  • 60% graduates leave their first job within 3 years academic career path closes to up to 90% of those who start on it Whatever your career path: analyse the selection criteria provide evidence that you meet the standards What type of company do you want to work for? Type of company Scope of the role that you are in Work-life balance
  • IFEAT – International federation of essential oils and aroma trades How professional bodies can help Sector knowledge Professional development Developing contacts Raising your personal profile in the area
  • You also have a personal network Family Friends Colleagues from research group Other contacts They all have a wide range of their own contacts that you could tap into.
  • Also professional networking sites like MyRSC and LinkedIn Review what we have covered: Identifying factors in your ideal job Alternative careers with a chemical science background How professional bodies can help
  • MMU General talk 2011 - online

    1. 2. Why Chemistry?
    2. 3. Enjoyment Job prospects Challenge Rewarding Interesting Good degree Flexibility Make a difference Research
    3. 4. Further Study? <ul><li>Masters </li></ul><ul><li>PhD </li></ul><ul><li>Post Doctoral Research Associate </li></ul><ul><li> </li></ul><ul><li> </li></ul>
    4. 5. Careers from Chemistry
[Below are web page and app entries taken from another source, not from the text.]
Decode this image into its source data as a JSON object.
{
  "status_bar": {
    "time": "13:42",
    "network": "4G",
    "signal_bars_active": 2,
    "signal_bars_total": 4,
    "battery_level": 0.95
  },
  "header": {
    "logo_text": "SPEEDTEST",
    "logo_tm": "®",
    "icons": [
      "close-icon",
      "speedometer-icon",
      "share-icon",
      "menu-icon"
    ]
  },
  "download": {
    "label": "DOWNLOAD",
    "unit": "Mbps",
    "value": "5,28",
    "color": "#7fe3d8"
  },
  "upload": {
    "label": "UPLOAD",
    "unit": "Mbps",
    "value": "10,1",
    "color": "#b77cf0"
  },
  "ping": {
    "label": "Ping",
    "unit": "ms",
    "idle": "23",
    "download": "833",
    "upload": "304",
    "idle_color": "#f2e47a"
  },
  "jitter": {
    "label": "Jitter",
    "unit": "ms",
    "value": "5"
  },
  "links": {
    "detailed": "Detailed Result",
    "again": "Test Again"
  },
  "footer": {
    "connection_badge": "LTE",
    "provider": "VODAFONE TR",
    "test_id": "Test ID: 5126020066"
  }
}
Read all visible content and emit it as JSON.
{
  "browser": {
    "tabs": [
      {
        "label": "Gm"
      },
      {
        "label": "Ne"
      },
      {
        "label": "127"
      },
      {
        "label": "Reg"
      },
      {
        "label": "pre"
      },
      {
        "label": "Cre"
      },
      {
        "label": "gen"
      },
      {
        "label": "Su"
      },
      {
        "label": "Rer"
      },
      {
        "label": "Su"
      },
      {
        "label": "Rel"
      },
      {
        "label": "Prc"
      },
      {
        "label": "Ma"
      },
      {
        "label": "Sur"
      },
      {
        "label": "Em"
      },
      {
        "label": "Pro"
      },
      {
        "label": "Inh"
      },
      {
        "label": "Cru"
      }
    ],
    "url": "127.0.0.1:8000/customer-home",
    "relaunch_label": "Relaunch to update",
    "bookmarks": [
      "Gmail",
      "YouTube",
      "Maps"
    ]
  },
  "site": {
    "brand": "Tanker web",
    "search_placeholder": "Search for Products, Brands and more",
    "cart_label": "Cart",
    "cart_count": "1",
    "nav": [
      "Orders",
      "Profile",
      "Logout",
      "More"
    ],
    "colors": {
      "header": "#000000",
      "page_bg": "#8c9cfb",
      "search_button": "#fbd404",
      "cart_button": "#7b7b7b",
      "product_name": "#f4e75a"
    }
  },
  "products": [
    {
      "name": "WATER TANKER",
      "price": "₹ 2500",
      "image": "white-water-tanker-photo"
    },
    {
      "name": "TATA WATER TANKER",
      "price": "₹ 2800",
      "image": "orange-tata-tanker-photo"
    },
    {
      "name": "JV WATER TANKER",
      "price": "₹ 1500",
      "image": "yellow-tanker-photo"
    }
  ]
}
    5. 6. Jobs directly related to chemistry <ul><li>Analytical chemist </li></ul><ul><li>Biomedical scientist </li></ul><ul><li>Food technologist </li></ul><ul><li>Forensic scientist </li></ul><ul><li>Materials engineer </li></ul><ul><li>Medical physicist </li></ul><ul><li>Quality assurance manager </li></ul><ul><li>Product development scientist </li></ul><ul><li>Toxicologist </li></ul><ul><li>Health & Safety adviser </li></ul><ul><li>Molecular modelling </li></ul><ul><li>Clinical work </li></ul><ul><ul><li>Research – tissue typing </li></ul></ul><ul><li>Geoscientist </li></ul><ul><li>Marine scientist </li></ul><ul><li>Soil scientist </li></ul><ul><li>Water quality scientist </li></ul><ul><li>PhD/Postdoctoral research/lecturing </li></ul><ul><li>Crystallographer </li></ul><ul><li>Research scientist </li></ul><ul><ul><li>Pharmaceuticals </li></ul></ul><ul><ul><li>Fine chemicals </li></ul></ul><ul><ul><li>Fragrance / Flavours </li></ul></ul><ul><ul><li>Polymers </li></ul></ul>
    6. 7. <ul><li>Culture </li></ul><ul><li>Science Writing </li></ul>Some examples we came up with… Law/Government The RSC HE Finance
    7. 8. Stage 1: How involved in science do you want to be? ‘hands-on science’ using your scientific knowledge using the skills from your degree or PhD